Serenity: No Place in the ‘Verse # 1
(Dark Horse – Writer: Chris Roberson, Artist: Georges Jeanty)
In the fall of 2005 I forced my father to go with me to the movies to see Serenity. I just called him to see what he thought and he doesn’t remember. I, however, remember vividly. I remember the feeling of awe at the opening, the deep sorrows that it took me to, and the quiet, subdued sense of finality it gave me.
And maybe that’s where things should have ended for me. There’s nothing wrong with Serenity: No Power in the ‘Verse #1. It’s a solid book that sketches in the infinite expanse that comes after Serenity, the movie, and the other comics. But for me, it’s a unnecessary step back into familiar waters.
Anyway, Chris Roberson does a wonderful job capture the tone and timbre of Whedon’s characters. The story moves briskly from moment to moment. It gets to everything in short order too. Mal proves to be a principled rogue, River performs some acrobatic stunt, Simon is aloof and hurts Kaylee’s feelings, Inara has some secret from Mal, and Jayne is an ass.
It’s all there, in spades. It feels just like a Firefly episode. Georges Jeanty does a great job interpreting the actors, the set, and the panels are laid out well.
But something feels off.
It’s a doppelganger of a Firefly episode. There was always a loose continuity between episodes but never any true multi-part arcs. But arcs and multi-issue stories are the life blood of comics. The characters look good, great even, but they don’t move.
I wasn’t expecting magic but No Power in the ‘Verse feels a bit hollow. Maybe I’m putting the series on a pedestal. I almost certainly am. But I don’t think it’s worth counting out this story yet. It’s a solid go at universe that means a lot to its fan base. It’s just maybe not the go they’re holding out for?
I loved *Firefly*. It was a fantastic show that was silly, heart breaking, and wonderfully weird at times. It not being on the air is a crime against nature. However, Serenity felt like a bittersweet cherry that we ever never supposed to get in the first place. It’s a good not great series that put a nice ending on the show.
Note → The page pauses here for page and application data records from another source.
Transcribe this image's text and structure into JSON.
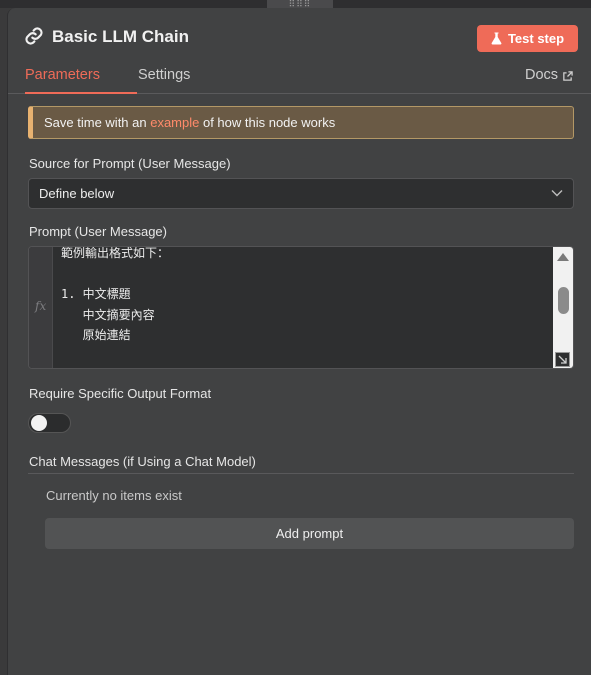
{
  "header": {
    "title": "Basic LLM Chain",
    "test_button_label": "Test step",
    "link_icon": "link-icon",
    "flask_icon": "flask-icon"
  },
  "tabs": [
    {
      "label": "Parameters",
      "active": true
    },
    {
      "label": "Settings",
      "active": false
    }
  ],
  "docs_label": "Docs",
  "notice": {
    "prefix": "Save time with an ",
    "link": "example",
    "suffix": " of how this node works"
  },
  "source_prompt": {
    "label": "Source for Prompt (User Message)",
    "value": "Define below"
  },
  "prompt": {
    "label": "Prompt (User Message)",
    "expression_icon": "fx",
    "text": "範例輸出格式如下：\n\n1. 中文標題\n   中文摘要內容\n   原始連結"
  },
  "output_format": {
    "label": "Require Specific Output Format",
    "enabled": false
  },
  "chat_messages": {
    "label": "Chat Messages (if Using a Chat Model)",
    "empty_text": "Currently no items exist",
    "add_button_label": "Add prompt"
  },
  "colors": {
    "accent": "#ef6b58",
    "panel_bg": "#414243",
    "notice_bg": "#6a5a45"
  }
}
So, if you liked the show and the movie and are desperate for more, No Power in the ‘Verse is a great place to keep the party rolling. If you’re like me and felt like the film closed the gap, maybe wait for this one to wrap before coming too close.
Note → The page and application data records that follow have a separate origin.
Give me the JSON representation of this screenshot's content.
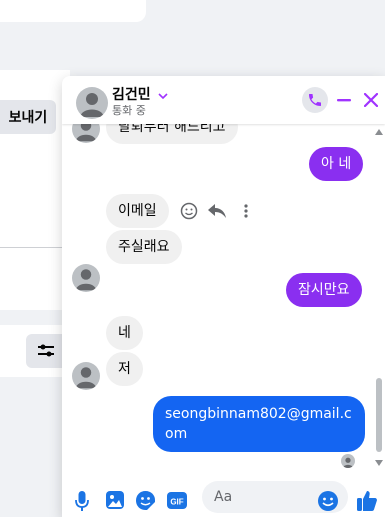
{
  "background": {
    "send_button_label": "보내기"
  },
  "chat": {
    "contact_name": "김건민",
    "contact_status": "통화 중",
    "accent_color": "#a033ff",
    "messages": [
      {
        "side": "in",
        "text": "탈퇴부터 해드리고"
      },
      {
        "side": "out",
        "text": "아 네"
      },
      {
        "side": "in",
        "text": "이메일"
      },
      {
        "side": "in",
        "text": "주실래요"
      },
      {
        "side": "out",
        "text": "잠시만요"
      },
      {
        "side": "in",
        "text": "네"
      },
      {
        "side": "in",
        "text": "저"
      },
      {
        "side": "out",
        "text": "seongbinnam802@gmail.com"
      }
    ],
    "composer": {
      "placeholder": "Aa",
      "icons": [
        "microphone-icon",
        "image-icon",
        "sticker-icon",
        "gif-icon",
        "emoji-icon",
        "thumbs-up-icon"
      ]
    },
    "message_actions": [
      "react-icon",
      "reply-icon",
      "more-icon"
    ]
  }
}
Infamous Iron Man # 1
(Marvel – Writer: Brian Michael Bendis; Artist Alex Maleev)
Infamous Iron Man # 1 begins with a flashback to a presumably pre-Dark Reign Marvel Universe. The Illuminati’s sinister counterparts, the Cabal, sit and wait for Norman Osborn’s arrival. In this scene, Parker Robbins, The Hood, asks Doom what drives the Latverian monarch. Doom is already the ruler of his own country, he beat the Devil and has dabbled in all manner of dark magic. So, what is it that keeps Victor Von Doom going? Doom’s response is to banish the Hood to India. The book then moves to the present day, where Doom nonchalantly rescues SHIELD Director Maria Hill from Diablo’s kidnapping plot. Doom, no longer the man hiding his scarred visage behind a metal mask, is a man in need of reinvention at this point.
Before this issue, indeed, even before Doom popped up in Invincible Iron Man as a supporting player, he was the big bad of one of the best Marvel crossovers of all-time; Jonathan Hickman and Esad Ribic’s Secret Wars. In that series, Doom along with Molecule Man and Doctor Strange saved what remained of the Marvel multiverse and built Battleworld from its remains. Doom protected his power and his secrets, but the residents of Battleworld were treated much better than if they were under the thumb of, say, Apocalypse or Ultron. Doom was not without his own pettiness though. For all the good he did saving what he could, he made sure to build a world without his rival, the accursed Reed Richards! He also made sure two of Reed’s best friends, the Thing and the Human Torch, were nowhere to be found. Doom saved Reed’s family, he just used his power to make them think they were his.
Yeah, that’s a mean bastard move.
Long story short, Reed Richards returned and defeated Doom. Reed and his family restored the Universe (mostly) and removed themselves from the world (for the time being). Before he left, Reed even took the time to restore Victor’s face. When Secret Wars ended, Victor was no longer Doctor Doom and he had the whole world in front of him.
Bendis and Maleev use this issue to kick off Victor’s journey. Tony Stark appears to be dead, so Doom uses his knowledge of Stark’s tech and his own to take up Iron Man’s mantle. His relationship with Reed doesn’t pop up in this issue, but the Thing does (and he’s an agent of SHIELD). This issue is a lot of set up. Doom isn’t in costume until the end, but Bendis and Maleev are a helluva creative team. Their take on a Victor Von Doom in search of new meaning has a lot of potential and I’m along for the ride.